▶ _ASSIGNMENT_: Every record must be repeated precisely as it stands.

───── RECORDS FOR THE EXERCISE ─────

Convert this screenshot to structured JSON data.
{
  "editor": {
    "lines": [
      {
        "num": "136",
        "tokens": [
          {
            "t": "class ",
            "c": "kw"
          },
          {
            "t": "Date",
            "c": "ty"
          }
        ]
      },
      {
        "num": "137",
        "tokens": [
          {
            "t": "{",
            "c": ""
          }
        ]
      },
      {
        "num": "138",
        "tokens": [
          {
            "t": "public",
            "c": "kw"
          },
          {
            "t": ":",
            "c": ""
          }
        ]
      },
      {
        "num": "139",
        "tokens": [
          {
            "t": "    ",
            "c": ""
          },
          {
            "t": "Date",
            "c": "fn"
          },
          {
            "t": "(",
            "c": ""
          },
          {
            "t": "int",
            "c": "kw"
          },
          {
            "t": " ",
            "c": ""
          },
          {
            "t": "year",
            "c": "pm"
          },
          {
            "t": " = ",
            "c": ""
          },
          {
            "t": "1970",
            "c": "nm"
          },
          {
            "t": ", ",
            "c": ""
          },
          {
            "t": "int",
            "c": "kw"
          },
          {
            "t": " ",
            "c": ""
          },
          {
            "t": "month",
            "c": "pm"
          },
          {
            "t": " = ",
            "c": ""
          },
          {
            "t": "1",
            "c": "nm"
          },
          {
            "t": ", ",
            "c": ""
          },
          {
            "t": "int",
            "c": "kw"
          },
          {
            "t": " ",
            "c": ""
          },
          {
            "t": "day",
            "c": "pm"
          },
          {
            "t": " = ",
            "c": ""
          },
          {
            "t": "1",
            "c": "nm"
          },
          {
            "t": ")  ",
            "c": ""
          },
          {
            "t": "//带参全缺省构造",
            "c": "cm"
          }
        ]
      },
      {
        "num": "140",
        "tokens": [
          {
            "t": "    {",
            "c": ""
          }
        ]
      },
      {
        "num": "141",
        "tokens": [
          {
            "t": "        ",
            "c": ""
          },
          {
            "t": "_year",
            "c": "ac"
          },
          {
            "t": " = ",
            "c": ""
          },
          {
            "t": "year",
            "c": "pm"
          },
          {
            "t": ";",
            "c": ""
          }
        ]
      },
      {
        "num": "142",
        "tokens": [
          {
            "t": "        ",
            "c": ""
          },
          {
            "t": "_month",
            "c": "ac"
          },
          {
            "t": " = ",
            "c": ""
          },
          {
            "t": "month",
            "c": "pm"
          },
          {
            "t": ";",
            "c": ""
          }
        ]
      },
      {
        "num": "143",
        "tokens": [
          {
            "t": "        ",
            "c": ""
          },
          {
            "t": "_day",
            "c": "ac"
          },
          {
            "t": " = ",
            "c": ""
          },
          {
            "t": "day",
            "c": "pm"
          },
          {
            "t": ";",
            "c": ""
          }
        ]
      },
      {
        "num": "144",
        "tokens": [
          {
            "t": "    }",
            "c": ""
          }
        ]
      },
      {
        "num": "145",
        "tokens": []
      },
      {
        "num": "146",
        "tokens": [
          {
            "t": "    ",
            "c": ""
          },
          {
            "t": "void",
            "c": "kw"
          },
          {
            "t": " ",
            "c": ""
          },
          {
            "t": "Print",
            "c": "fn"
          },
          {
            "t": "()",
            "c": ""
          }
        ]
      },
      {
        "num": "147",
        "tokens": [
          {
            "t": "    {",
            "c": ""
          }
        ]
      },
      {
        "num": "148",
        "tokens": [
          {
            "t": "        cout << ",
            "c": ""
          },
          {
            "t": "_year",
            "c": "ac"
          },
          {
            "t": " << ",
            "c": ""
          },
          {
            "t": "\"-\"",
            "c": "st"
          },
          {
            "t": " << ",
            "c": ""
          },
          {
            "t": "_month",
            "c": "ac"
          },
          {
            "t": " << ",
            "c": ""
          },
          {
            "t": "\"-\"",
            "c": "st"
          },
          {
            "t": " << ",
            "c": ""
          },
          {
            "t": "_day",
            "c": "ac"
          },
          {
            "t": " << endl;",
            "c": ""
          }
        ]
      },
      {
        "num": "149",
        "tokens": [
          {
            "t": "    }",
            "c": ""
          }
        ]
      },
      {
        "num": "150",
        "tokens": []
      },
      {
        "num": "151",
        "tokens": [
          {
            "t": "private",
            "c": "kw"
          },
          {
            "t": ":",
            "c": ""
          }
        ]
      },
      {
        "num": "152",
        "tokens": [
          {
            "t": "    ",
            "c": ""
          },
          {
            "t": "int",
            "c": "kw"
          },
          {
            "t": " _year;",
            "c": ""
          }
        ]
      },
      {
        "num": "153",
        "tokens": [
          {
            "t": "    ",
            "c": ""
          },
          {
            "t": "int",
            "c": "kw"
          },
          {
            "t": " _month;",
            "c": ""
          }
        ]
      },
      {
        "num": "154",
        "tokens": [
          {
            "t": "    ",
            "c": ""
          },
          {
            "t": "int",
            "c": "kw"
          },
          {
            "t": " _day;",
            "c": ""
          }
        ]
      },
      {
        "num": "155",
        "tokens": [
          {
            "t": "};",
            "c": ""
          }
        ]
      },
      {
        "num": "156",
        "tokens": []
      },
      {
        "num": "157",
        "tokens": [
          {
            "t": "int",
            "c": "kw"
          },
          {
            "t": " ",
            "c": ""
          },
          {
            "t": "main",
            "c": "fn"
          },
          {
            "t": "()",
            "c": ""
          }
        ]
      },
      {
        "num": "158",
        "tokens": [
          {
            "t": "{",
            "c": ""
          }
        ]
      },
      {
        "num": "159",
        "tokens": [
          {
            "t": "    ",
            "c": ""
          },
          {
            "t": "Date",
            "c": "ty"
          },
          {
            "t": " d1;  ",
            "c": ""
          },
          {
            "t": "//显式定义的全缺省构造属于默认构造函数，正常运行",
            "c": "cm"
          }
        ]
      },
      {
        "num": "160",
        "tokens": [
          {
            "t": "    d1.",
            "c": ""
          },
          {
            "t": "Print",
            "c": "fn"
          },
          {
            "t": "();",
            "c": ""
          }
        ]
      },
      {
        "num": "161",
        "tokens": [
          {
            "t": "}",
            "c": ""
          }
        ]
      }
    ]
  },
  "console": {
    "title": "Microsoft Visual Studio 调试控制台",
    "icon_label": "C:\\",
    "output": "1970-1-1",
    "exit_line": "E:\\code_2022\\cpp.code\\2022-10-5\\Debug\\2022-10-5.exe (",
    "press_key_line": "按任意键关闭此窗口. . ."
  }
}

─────

▶ _WRITTEN RESPONSE_:
Convert this screenshot to structured JSON data.
{
  "editor": {
    "lines": [
      {
        "num": "136",
        "tokens": [
          {
            "t": "class ",
            "c": "kw"
          },
          {
            "t": "Date",
            "c": "ty"
          }
        ]
      },
      {
        "num": "137",
        "tokens": [
          {
            "t": "{",
            "c": ""
          }
        ]
      },
      {
        "num": "138",
        "tokens": [
          {
            "t": "public",
            "c": "kw"
          },
          {
            "t": ":",
            "c": ""
          }
        ]
      },
      {
        "num": "139",
        "tokens": [
          {
            "t": "    ",
            "c": ""
          },
          {
            "t": "Date",
            "c": "fn"
          },
          {
            "t": "(",
            "c": ""
          },
          {
            "t": "int",
            "c": "kw"
          },
          {
            "t": " ",
            "c": ""
          },
          {
            "t": "year",
            "c": "pm"
          },
          {
            "t": " = ",
            "c": ""
          },
          {
            "t": "1970",
            "c": "nm"
          },
          {
            "t": ", ",
            "c": ""
          },
          {
            "t": "int",
            "c": "kw"
          },
          {
            "t": " ",
            "c": ""
          },
          {
            "t": "month",
            "c": "pm"
          },
          {
            "t": " = ",
            "c": ""
          },
          {
            "t": "1",
            "c": "nm"
          },
          {
            "t": ", ",
            "c": ""
          },
          {
            "t": "int",
            "c": "kw"
          },
          {
            "t": " ",
            "c": ""
          },
          {
            "t": "day",
            "c": "pm"
          },
          {
            "t": " = ",
            "c": ""
          },
          {
            "t": "1",
            "c": "nm"
          },
          {
            "t": ")  ",
            "c": ""
          },
          {
            "t": "//带参全缺省构造",
            "c": "cm"
          }
        ]
      },
      {
        "num": "140",
        "tokens": [
          {
            "t": "    {",
            "c": ""
          }
        ]
      },
      {
        "num": "141",
        "tokens": [
          {
            "t": "        ",
            "c": ""
          },
          {
            "t": "_year",
            "c": "ac"
          },
          {
            "t": " = ",
            "c": ""
          },
          {
            "t": "year",
            "c": "pm"
          },
          {
            "t": ";",
            "c": ""
          }
        ]
      },
      {
        "num": "142",
        "tokens": [
          {
            "t": "        ",
            "c": ""
          },
          {
            "t": "_month",
            "c": "ac"
          },
          {
            "t": " = ",
            "c": ""
          },
          {
            "t": "month",
            "c": "pm"
          },
          {
            "t": ";",
            "c": ""
          }
        ]
      },
      {
        "num": "143",
        "tokens": [
          {
            "t": "        ",
            "c": ""
          },
          {
            "t": "_day",
            "c": "ac"
          },
          {
            "t": " = ",
            "c": ""
          },
          {
            "t": "day",
            "c": "pm"
          },
          {
            "t": ";",
            "c": ""
          }
        ]
      },
      {
        "num": "144",
        "tokens": [
          {
            "t": "    }",
            "c": ""
          }
        ]
      },
      {
        "num": "145",
        "tokens": []
      },
      {
        "num": "146",
        "tokens": [
          {
            "t": "    ",
            "c": ""
          },
          {
            "t": "void",
            "c": "kw"
          },
          {
            "t": " ",
            "c": ""
          },
          {
            "t": "Print",
            "c": "fn"
          },
          {
            "t": "()",
            "c": ""
          }
        ]
      },
      {
        "num": "147",
        "tokens": [
          {
            "t": "    {",
            "c": ""
          }
        ]
      },
      {
        "num": "148",
        "tokens": [
          {
            "t": "        cout << ",
            "c": ""
          },
          {
            "t": "_year",
            "c": "ac"
          },
          {
            "t": " << ",
            "c": ""
          },
          {
            "t": "\"-\"",
            "c": "st"
          },
          {
            "t": " << ",
            "c": ""
          },
          {
            "t": "_month",
            "c": "ac"
          },
          {
            "t": " << ",
            "c": ""
          },
          {
            "t": "\"-\"",
            "c": "st"
          },
          {
            "t": " << ",
            "c": ""
          },
          {
            "t": "_day",
            "c": "ac"
          },
          {
            "t": " << endl;",
            "c": ""
          }
        ]
      },
      {
        "num": "149",
        "tokens": [
          {
            "t": "    }",
            "c": ""
          }
        ]
      },
      {
        "num": "150",
        "tokens": []
      },
      {
        "num": "151",
        "tokens": [
          {
            "t": "private",
            "c": "kw"
          },
          {
            "t": ":",
            "c": ""
          }
        ]
      },
      {
        "num": "152",
        "tokens": [
          {
            "t": "    ",
            "c": ""
          },
          {
            "t": "int",
            "c": "kw"
          },
          {
            "t": " _year;",
            "c": ""
          }
        ]
      },
      {
        "num": "153",
        "tokens": [
          {
            "t": "    ",
            "c": ""
          },
          {
            "t": "int",
            "c": "kw"
          },
          {
            "t": " _month;",
            "c": ""
          }
        ]
      },
      {
        "num": "154",
        "tokens": [
          {
            "t": "    ",
            "c": ""
          },
          {
            "t": "int",
            "c": "kw"
          },
          {
            "t": " _day;",
            "c": ""
          }
        ]
      },
      {
        "num": "155",
        "tokens": [
          {
            "t": "};",
            "c": ""
          }
        ]
      },
      {
        "num": "156",
        "tokens": []
      },
      {
        "num": "157",
        "tokens": [
          {
            "t": "int",
            "c": "kw"
          },
          {
            "t": " ",
            "c": ""
          },
          {
            "t": "main",
            "c": "fn"
          },
          {
            "t": "()",
            "c": ""
          }
        ]
      },
      {
        "num": "158",
        "tokens": [
          {
            "t": "{",
            "c": ""
          }
        ]
      },
      {
        "num": "159",
        "tokens": [
          {
            "t": "    ",
            "c": ""
          },
          {
            "t": "Date",
            "c": "ty"
          },
          {
            "t": " d1;  ",
            "c": ""
          },
          {
            "t": "//显式定义的全缺省构造属于默认构造函数，正常运行",
            "c": "cm"
          }
        ]
      },
      {
        "num": "160",
        "tokens": [
          {
            "t": "    d1.",
            "c": ""
          },
          {
            "t": "Print",
            "c": "fn"
          },
          {
            "t": "();",
            "c": ""
          }
        ]
      },
      {
        "num": "161",
        "tokens": [
          {
            "t": "}",
            "c": ""
          }
        ]
      }
    ]
  },
  "console": {
    "title": "Microsoft Visual Studio 调试控制台",
    "icon_label": "C:\\",
    "output": "1970-1-1",
    "exit_line": "E:\\code_2022\\cpp.code\\2022-10-5\\Debug\\2022-10-5.exe (",
    "press_key_line": "按任意键关闭此窗口. . ."
  }
}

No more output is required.